**ACTION ITEM:** In the entries below, find each line bearing the string "JSON" and copy it.

--- EXERCISE MATERIAL Enclosed Below ---

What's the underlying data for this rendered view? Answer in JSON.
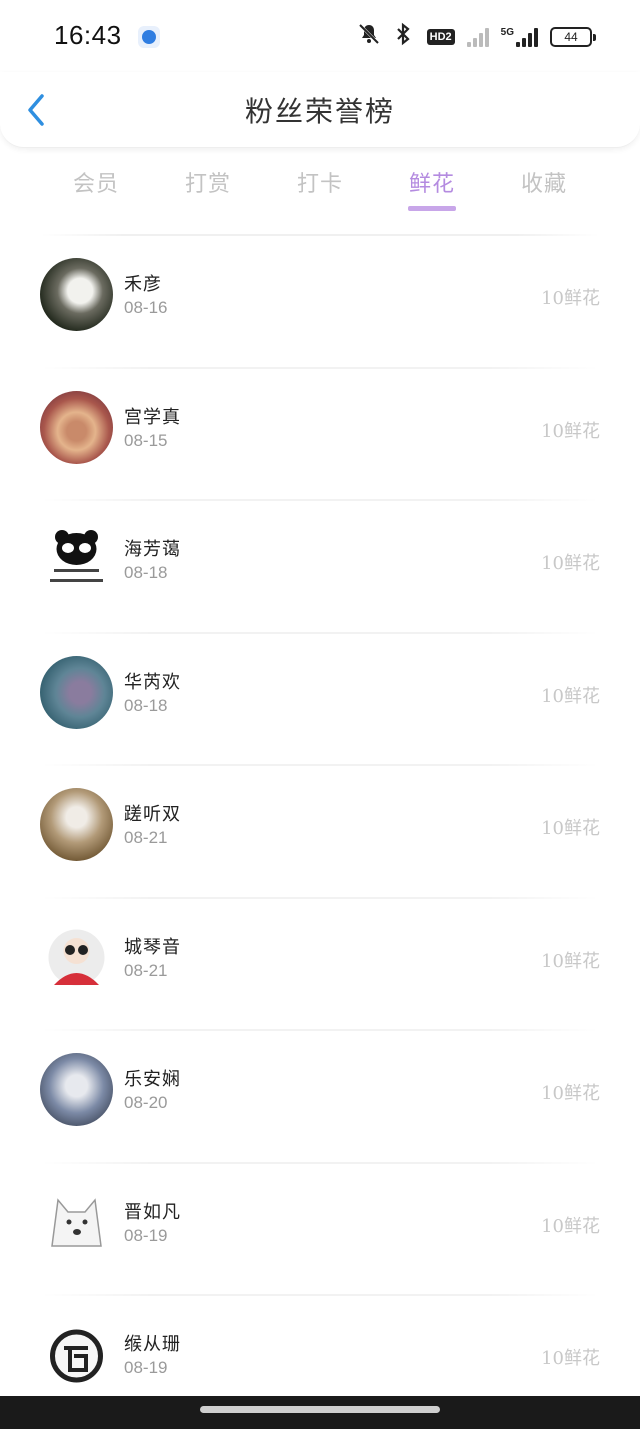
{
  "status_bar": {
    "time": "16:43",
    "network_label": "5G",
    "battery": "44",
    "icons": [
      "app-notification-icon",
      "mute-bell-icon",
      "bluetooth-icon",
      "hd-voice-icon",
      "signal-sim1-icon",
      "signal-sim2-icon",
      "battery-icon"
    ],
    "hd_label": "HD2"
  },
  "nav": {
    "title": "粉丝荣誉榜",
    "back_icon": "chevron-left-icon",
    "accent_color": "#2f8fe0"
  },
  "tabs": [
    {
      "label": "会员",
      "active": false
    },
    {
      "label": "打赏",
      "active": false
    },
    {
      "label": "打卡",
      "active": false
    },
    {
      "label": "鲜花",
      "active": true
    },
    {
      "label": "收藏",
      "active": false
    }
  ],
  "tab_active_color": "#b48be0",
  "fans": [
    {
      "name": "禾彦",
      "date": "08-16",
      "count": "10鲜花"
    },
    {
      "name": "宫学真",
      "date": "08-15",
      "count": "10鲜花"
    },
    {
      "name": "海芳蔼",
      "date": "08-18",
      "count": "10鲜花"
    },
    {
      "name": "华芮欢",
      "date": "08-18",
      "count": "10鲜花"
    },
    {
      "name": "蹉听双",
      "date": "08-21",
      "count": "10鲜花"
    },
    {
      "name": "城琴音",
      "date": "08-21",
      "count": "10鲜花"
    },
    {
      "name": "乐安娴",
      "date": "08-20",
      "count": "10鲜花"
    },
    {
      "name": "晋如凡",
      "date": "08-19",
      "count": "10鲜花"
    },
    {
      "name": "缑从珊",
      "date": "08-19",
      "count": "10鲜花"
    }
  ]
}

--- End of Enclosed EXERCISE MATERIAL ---
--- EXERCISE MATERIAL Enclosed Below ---

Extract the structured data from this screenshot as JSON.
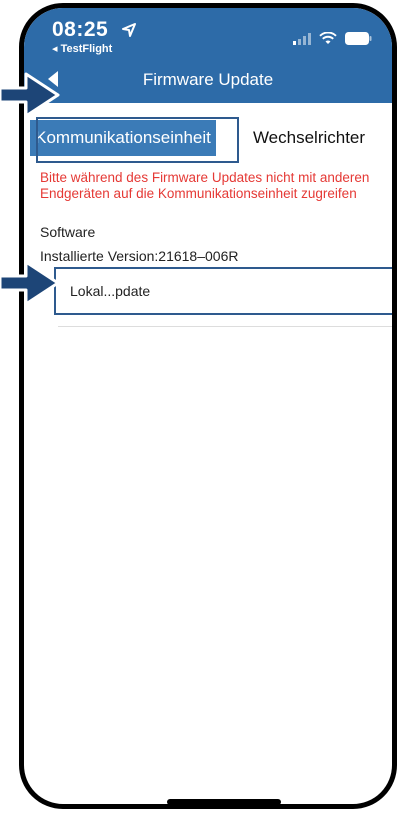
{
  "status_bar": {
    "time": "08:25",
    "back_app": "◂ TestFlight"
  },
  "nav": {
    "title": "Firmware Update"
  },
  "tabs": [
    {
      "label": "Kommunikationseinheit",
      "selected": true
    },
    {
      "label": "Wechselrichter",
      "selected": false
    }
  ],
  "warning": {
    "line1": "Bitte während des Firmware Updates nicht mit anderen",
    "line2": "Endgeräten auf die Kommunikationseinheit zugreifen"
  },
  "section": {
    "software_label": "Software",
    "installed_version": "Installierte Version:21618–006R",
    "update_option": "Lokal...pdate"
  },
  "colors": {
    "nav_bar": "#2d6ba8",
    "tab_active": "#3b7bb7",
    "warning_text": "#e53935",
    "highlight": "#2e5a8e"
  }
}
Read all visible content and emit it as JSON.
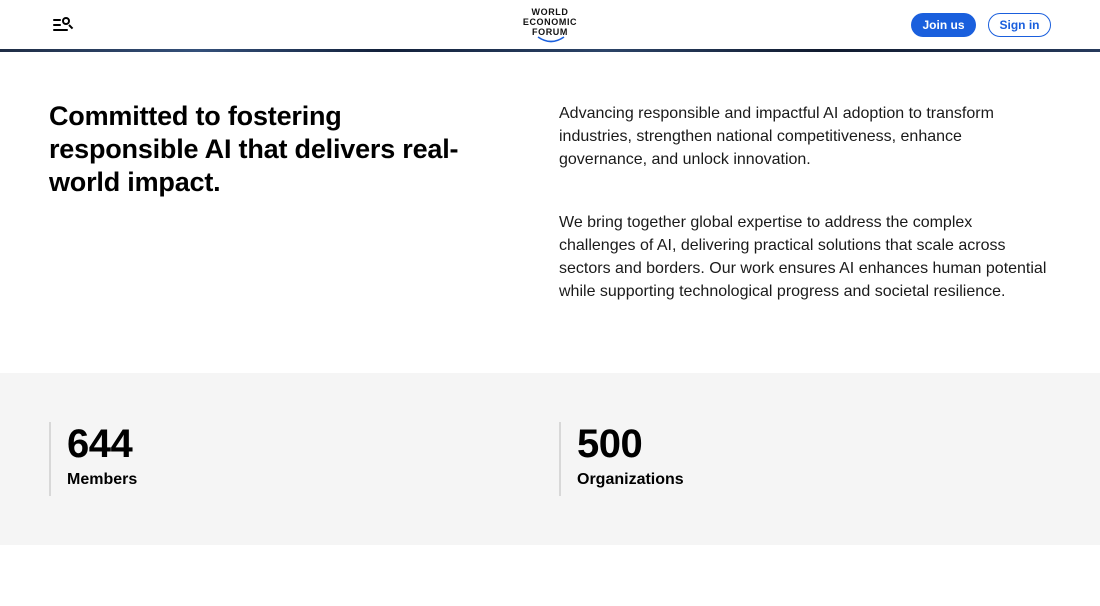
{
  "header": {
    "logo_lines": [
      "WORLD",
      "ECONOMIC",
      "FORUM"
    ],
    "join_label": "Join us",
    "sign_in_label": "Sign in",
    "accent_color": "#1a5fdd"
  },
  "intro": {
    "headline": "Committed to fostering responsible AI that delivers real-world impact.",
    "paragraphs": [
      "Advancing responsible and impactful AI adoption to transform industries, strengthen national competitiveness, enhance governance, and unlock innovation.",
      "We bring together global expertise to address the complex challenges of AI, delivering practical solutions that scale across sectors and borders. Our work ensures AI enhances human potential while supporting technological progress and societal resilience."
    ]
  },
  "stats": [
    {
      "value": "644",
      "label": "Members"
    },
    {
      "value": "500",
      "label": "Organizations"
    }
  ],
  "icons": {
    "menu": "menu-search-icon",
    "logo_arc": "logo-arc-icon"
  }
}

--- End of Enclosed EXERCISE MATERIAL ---
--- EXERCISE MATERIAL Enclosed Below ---

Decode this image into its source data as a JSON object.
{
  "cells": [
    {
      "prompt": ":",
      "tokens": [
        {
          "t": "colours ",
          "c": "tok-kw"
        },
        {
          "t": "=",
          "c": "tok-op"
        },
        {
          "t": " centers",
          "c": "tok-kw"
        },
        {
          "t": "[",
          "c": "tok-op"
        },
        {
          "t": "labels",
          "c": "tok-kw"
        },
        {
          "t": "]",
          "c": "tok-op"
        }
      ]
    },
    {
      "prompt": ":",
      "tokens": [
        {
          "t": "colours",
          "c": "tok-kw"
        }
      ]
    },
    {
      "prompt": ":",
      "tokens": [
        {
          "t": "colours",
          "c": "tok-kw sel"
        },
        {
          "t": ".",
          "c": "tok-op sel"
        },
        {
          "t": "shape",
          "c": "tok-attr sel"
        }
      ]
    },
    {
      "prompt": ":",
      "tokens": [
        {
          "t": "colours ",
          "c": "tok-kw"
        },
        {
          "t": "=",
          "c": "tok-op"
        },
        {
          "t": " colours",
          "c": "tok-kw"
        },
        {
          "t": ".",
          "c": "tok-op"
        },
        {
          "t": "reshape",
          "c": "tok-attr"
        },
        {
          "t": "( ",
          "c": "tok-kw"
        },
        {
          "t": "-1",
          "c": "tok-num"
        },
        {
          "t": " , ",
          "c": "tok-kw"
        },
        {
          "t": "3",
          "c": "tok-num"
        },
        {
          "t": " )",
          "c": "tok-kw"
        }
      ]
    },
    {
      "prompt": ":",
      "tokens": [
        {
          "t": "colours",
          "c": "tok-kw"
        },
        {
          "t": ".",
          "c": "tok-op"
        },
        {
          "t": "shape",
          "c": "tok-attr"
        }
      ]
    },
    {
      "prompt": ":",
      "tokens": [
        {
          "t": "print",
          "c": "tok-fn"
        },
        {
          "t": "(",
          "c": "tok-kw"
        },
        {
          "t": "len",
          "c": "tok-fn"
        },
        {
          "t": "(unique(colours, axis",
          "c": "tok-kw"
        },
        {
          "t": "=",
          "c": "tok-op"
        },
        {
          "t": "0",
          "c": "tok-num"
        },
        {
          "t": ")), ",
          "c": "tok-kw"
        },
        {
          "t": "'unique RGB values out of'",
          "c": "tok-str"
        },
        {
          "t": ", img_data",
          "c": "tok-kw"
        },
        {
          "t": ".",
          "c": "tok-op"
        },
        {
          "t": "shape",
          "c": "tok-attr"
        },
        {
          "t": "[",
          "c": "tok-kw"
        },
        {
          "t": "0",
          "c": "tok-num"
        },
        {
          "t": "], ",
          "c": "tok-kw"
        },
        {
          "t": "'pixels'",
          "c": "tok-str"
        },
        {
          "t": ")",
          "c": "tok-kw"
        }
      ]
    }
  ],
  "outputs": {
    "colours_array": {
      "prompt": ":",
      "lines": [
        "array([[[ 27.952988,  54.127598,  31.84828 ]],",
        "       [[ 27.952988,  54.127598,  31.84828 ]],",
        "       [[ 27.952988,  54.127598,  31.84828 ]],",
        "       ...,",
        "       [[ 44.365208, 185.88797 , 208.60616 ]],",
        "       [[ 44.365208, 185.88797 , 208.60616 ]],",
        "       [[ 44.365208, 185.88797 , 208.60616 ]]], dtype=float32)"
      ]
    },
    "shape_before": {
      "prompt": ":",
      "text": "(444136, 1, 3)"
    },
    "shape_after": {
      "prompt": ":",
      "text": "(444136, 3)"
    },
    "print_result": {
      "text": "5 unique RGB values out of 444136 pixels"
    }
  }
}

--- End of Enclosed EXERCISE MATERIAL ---

**THE ANSWER:**
What's the underlying data for this rendered view? Answer in JSON.
Extract the structured data from this screenshot as JSON.
Read all visible content and emit it as JSON.
Decode this image into its source data as a JSON object.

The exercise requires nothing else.